[1, 2]
L after recursion [1, 2]
L before recursion [1, 3]
[1, 3]
L after recursion [1, 3]
L after recursion [1]
L before recursion [2]
L before recursion [2, 3]
[2, 3]
L after recursion [2, 3]
L after recursion [2]
L before recursion [3]
L after recursion [3]

But I still had no clue why a copy fixed it, and even the in-and-out of recursions.
If you know why, let me know.

PS: An alternative fix is to let the function to return L[:-1]. In this way, the old l can be restored after a recursive call.

The evil and immoral cruise line business

I had my first cruise trip not long ago. It wasn't a pleasant experience. The food was good. The room was good. The view was good. So why wasn't it pleasant? The way that the service staff were treated by the company.

The food and stateroom service staff were talking to me as if I was the king and they were my peasants. I couldn't stand it. They acted like people who were not as equal as me, but inferior to me. I speculated that the company put lots of pressure on them to behave like that. I'd feel more comfortable should they interacted with me like how American hospitality works interact with me.

Now I feel morally wrong to take cruise trips. I wish the cruise companies could behave as hiring someone on American soil, e.g., a McDonald's garnisher. Technically, the cruise was on US water. So I don't know why they were treated so badly.

Crowdfunding first time: BreadShield for Arduino

Update 10/2/2019: BreadShield has hit the store of Mouser, and Tindie. Feel free to order from there. If you are outside of the US, I think our Tindie store offers the most inexpensive shipping methods, with tracking info.

tl;dr: Jump to here:

I prototype a lot in Arduino and breadboard.
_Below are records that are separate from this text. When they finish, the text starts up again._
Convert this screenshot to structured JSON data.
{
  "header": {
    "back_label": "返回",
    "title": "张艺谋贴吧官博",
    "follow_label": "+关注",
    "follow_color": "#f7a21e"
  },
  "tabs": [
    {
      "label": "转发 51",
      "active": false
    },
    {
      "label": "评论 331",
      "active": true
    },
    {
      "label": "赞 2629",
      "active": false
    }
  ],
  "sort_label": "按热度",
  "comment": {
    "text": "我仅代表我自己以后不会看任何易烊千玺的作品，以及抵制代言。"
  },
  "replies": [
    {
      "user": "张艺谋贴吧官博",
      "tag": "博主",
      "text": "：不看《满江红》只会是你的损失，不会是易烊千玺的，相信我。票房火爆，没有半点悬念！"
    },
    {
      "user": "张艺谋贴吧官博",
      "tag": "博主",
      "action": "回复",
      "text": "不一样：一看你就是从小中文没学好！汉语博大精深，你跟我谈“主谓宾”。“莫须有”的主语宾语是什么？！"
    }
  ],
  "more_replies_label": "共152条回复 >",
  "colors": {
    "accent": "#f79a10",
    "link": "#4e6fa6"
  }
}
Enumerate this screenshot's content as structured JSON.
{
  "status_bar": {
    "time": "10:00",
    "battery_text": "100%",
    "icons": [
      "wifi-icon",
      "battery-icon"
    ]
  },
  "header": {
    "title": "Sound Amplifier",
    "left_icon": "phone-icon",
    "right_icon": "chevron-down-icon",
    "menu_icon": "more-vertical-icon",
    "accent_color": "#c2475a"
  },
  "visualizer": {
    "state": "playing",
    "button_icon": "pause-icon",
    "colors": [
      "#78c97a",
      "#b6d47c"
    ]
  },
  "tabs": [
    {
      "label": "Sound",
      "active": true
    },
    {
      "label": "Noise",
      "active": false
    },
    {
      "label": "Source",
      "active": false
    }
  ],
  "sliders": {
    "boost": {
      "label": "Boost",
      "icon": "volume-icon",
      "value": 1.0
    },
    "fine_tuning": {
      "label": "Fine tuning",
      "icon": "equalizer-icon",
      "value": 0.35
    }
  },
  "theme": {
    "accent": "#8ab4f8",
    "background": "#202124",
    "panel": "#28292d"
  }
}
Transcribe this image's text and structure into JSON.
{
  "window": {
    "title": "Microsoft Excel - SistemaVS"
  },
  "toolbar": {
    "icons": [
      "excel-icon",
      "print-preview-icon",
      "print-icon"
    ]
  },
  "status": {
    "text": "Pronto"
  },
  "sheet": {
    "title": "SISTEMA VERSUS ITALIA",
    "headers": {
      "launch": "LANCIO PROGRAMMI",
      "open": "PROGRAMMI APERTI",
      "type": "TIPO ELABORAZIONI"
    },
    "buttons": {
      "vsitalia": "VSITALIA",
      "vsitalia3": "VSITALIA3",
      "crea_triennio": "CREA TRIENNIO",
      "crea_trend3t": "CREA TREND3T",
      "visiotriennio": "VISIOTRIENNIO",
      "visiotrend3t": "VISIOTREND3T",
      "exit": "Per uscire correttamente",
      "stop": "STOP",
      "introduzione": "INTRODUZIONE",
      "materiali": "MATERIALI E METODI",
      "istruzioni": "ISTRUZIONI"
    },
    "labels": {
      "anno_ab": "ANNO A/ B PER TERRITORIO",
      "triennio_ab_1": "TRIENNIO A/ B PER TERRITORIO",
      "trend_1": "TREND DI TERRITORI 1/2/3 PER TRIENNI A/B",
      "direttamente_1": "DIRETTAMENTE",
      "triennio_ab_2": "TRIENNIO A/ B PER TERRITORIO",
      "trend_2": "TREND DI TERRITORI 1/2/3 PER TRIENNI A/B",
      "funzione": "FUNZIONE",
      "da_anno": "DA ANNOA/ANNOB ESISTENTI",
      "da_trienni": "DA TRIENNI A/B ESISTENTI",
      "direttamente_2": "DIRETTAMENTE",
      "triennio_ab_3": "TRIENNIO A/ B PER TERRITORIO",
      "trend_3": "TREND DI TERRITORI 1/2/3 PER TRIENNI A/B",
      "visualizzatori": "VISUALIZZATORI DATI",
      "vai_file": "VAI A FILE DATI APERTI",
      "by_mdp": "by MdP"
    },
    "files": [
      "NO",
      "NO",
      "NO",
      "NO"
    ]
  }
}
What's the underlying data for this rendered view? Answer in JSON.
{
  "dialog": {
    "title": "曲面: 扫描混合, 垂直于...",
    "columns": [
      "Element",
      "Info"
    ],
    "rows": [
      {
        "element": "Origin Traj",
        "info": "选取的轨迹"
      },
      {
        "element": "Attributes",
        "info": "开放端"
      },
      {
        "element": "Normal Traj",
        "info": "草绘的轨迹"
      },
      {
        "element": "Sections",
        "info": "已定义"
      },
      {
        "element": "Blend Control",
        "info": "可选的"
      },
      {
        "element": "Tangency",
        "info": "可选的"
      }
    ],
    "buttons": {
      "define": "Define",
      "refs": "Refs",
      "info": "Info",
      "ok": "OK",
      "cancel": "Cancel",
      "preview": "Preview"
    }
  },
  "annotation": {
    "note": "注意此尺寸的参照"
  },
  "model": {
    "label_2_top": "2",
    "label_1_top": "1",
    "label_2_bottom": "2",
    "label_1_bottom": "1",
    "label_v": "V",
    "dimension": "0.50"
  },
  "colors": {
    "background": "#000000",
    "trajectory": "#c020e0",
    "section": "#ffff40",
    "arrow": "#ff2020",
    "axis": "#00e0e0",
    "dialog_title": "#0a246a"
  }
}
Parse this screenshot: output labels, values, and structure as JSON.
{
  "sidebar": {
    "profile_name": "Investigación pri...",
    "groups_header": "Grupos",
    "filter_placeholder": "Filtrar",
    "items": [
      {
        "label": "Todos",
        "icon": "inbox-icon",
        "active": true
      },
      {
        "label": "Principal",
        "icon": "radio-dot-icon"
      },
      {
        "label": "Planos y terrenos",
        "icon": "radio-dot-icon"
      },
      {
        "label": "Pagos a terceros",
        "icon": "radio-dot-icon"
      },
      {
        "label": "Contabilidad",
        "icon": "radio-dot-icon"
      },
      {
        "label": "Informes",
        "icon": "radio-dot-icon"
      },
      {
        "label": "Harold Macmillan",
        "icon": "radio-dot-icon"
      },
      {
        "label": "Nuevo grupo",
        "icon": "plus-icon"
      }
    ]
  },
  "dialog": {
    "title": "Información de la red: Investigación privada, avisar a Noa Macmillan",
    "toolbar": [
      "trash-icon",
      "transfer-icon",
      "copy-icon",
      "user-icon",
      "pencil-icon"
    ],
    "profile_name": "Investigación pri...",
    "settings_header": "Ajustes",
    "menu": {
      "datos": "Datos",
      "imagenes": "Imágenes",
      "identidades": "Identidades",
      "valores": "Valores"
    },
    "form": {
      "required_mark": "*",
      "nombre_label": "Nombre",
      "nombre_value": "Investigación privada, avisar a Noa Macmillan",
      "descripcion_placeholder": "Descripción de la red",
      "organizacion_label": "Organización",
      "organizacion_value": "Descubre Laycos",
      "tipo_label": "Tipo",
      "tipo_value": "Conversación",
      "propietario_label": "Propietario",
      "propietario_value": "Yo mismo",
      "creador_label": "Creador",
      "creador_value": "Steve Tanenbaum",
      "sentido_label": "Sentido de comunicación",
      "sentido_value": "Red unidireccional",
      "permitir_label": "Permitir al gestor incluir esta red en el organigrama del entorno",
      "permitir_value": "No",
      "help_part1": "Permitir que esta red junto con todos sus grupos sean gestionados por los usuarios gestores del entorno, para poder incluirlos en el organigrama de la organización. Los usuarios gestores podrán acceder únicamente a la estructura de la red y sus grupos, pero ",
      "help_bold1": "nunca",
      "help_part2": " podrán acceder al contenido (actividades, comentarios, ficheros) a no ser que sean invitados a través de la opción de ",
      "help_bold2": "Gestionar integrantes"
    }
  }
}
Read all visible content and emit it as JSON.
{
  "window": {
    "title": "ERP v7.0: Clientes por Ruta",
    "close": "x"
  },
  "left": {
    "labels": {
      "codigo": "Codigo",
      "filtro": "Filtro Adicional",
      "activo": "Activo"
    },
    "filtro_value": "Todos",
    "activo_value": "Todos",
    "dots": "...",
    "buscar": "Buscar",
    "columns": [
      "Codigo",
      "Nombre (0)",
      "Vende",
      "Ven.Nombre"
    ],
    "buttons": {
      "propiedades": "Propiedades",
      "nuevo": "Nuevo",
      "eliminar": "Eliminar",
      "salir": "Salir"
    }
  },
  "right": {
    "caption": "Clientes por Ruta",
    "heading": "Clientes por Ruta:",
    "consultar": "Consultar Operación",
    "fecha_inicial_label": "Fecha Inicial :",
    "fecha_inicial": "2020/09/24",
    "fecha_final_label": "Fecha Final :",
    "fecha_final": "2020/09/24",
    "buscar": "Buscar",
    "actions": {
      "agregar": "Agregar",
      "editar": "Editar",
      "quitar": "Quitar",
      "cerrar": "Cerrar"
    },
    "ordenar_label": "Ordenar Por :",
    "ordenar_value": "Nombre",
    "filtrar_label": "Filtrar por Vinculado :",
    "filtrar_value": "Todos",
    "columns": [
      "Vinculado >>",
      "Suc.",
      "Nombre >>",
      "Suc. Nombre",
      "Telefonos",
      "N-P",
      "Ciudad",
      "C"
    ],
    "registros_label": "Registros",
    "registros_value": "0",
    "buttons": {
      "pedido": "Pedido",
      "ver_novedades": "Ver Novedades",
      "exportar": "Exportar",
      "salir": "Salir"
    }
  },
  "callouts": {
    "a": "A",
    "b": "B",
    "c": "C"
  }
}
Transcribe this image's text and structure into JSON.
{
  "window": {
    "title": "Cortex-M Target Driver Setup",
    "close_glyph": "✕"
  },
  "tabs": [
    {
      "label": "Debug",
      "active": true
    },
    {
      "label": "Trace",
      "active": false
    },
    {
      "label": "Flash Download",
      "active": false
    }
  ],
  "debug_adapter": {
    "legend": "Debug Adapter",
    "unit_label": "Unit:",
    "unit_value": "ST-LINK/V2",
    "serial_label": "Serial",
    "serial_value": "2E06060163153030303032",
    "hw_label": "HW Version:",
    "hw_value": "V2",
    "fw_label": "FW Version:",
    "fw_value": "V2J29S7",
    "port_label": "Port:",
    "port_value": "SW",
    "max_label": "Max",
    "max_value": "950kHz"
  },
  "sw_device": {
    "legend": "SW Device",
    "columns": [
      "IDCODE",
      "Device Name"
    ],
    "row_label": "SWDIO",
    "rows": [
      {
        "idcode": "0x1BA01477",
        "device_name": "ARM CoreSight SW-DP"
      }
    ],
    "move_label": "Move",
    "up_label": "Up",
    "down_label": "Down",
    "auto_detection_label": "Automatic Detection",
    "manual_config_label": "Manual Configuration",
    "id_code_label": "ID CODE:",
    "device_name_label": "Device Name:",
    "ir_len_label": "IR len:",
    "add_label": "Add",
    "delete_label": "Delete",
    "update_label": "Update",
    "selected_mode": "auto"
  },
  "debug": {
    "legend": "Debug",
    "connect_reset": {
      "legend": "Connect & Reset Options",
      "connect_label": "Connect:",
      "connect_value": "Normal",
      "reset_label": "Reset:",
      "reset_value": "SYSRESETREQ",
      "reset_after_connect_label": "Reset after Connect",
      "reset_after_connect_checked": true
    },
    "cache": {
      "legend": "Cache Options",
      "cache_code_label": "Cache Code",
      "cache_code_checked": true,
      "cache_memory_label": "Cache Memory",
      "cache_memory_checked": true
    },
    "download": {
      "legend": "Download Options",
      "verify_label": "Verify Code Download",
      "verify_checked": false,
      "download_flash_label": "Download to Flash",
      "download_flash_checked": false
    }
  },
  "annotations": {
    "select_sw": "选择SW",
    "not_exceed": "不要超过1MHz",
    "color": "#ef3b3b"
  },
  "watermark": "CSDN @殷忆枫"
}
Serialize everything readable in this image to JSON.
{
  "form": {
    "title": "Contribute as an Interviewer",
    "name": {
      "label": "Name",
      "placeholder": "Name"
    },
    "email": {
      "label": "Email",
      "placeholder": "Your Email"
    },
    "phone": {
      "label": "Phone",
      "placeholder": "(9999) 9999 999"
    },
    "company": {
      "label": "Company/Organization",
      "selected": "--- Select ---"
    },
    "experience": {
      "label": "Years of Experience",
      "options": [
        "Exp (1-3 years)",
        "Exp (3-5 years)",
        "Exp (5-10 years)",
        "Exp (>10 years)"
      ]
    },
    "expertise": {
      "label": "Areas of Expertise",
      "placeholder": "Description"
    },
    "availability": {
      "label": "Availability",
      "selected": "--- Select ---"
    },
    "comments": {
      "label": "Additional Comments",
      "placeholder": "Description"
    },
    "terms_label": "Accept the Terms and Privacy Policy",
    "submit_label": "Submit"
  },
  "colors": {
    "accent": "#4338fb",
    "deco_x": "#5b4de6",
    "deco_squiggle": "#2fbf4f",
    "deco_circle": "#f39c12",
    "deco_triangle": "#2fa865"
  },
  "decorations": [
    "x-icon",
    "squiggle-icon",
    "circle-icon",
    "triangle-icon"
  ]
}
But quite often, I end up with a jumper wire mess or spaghetti, like the one below:

And more important, I cannot use any shield boards jointly with my circuit on the breadboard -- jumper wires take all the spots.

One day I thought, what if I could replace the mess with a shield board? So BreadShield was born.

Take a look:

And here is a comparison:

Once the campaign concludes, I will open up the Github repository with all KiCAD files. It is open hardware.

If you also think it can save you a lot of time, go grab one now It's just 7 dollars each (or 15 dollars for 3) and free US shipping is included. Thank you!

A filesystem being mounted as either ext4 and ext3?

I came across a very interesting problem on my computer today when moving my Dropbox folder as Dropbox is dropping support for non-ext4 filesystems on Linux now. I wasted a lot of time on this as I always believed that this partition was in ext4. So I couldn't figure out why I couldn't get expected by following instructions.

I could mount a partition on my hard drive as either ext4 or ext3 format. Dropbox's daemon is not stupid. If the partition is mounted as ext3, it will complain.

So here is the details. If I do not specify the format, it will be mounted as an ext3 partition.

forrest@test:~$ sudo mount  /dev/sdd1 /mnt/test/
forrest@test:~$ mount | grep sdd1
/dev/sdd1 on /mnt/test type ext3 (rw,relatime,data=ordered)

If I specify the ext4 format, it will be mounted as an ext4 partition.

forrest@test:~$ sudo umount /dev/sdc1
forrest@test:~$ sudo mount -t ext4 /dev/sdd1 /mnt/test/
forrest@test:~$ mount | grep sdc1
/dev/sdd1 on /mnt/test type ext4 (rw,relatime,data=ordered)

I don't know why. But it confused me quite a bit.

My template to reject fundamentally flawed papers

From time to time, I am invited to review papers that are fundamentally flawed. Those papers are written so poorly that I can decide their fates in 1 minute. To save myself from typing again, below is a template. I will just copy and paste.

This paper is very poorly written.
1. Lack of background from the biology problem to the computing counterpart to help broader audiences understand the problem.
2. Equations without explanation of the variables used.
3. No clear distinction between previous work and the authors' contribution(s).
4. Typesetting making reading extremely difficult, e.g., lengthy English phrases in math/italic fonts.
5. Too many English problems.